Down to the last line, output the records below exactly.

[Data records]
==============================

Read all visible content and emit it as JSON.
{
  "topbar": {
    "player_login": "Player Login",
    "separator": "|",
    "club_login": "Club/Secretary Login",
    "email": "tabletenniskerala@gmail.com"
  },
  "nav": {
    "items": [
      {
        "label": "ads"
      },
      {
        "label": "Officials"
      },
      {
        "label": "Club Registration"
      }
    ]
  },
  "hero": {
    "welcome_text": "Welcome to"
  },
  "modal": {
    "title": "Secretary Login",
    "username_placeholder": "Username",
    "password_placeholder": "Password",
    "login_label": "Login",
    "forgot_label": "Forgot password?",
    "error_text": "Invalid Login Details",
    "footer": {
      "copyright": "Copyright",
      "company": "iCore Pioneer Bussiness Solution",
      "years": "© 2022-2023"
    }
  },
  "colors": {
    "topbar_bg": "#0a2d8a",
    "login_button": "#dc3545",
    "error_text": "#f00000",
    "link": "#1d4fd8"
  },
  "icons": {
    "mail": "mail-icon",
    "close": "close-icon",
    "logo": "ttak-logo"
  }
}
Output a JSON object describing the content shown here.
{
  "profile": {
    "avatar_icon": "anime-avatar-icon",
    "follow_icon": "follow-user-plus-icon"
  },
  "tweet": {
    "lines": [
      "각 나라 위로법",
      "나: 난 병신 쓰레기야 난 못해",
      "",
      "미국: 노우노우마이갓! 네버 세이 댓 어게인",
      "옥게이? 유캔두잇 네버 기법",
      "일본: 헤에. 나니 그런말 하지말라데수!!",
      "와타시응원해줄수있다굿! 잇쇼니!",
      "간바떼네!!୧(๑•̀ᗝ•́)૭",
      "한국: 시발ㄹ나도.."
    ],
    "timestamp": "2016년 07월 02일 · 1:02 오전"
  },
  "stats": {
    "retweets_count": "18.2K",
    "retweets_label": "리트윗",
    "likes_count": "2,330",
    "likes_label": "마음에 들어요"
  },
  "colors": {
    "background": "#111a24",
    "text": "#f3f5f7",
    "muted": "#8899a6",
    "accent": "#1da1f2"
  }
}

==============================

[Output for this task]
Read all visible content and emit it as JSON.
{
  "topbar": {
    "player_login": "Player Login",
    "separator": "|",
    "club_login": "Club/Secretary Login",
    "email": "tabletenniskerala@gmail.com"
  },
  "nav": {
    "items": [
      {
        "label": "ads"
      },
      {
        "label": "Officials"
      },
      {
        "label": "Club Registration"
      }
    ]
  },
  "hero": {
    "welcome_text": "Welcome to"
  },
  "modal": {
    "title": "Secretary Login",
    "username_placeholder": "Username",
    "password_placeholder": "Password",
    "login_label": "Login",
    "forgot_label": "Forgot password?",
    "error_text": "Invalid Login Details",
    "footer": {
      "copyright": "Copyright",
      "company": "iCore Pioneer Bussiness Solution",
      "years": "© 2022-2023"
    }
  },
  "colors": {
    "topbar_bg": "#0a2d8a",
    "login_button": "#dc3545",
    "error_text": "#f00000",
    "link": "#1d4fd8"
  },
  "icons": {
    "mail": "mail-icon",
    "close": "close-icon",
    "logo": "ttak-logo"
  }
}
Output a JSON object describing the content shown here.
{
  "profile": {
    "avatar_icon": "anime-avatar-icon",
    "follow_icon": "follow-user-plus-icon"
  },
  "tweet": {
    "lines": [
      "각 나라 위로법",
      "나: 난 병신 쓰레기야 난 못해",
      "",
      "미국: 노우노우마이갓! 네버 세이 댓 어게인",
      "옥게이? 유캔두잇 네버 기법",
      "일본: 헤에. 나니 그런말 하지말라데수!!",
      "와타시응원해줄수있다굿! 잇쇼니!",
      "간바떼네!!୧(๑•̀ᗝ•́)૭",
      "한국: 시발ㄹ나도.."
    ],
    "timestamp": "2016년 07월 02일 · 1:02 오전"
  },
  "stats": {
    "retweets_count": "18.2K",
    "retweets_label": "리트윗",
    "likes_count": "2,330",
    "likes_label": "마음에 들어요"
  },
  "colors": {
    "background": "#111a24",
    "text": "#f3f5f7",
    "muted": "#8899a6",
    "accent": "#1da1f2"
  }
}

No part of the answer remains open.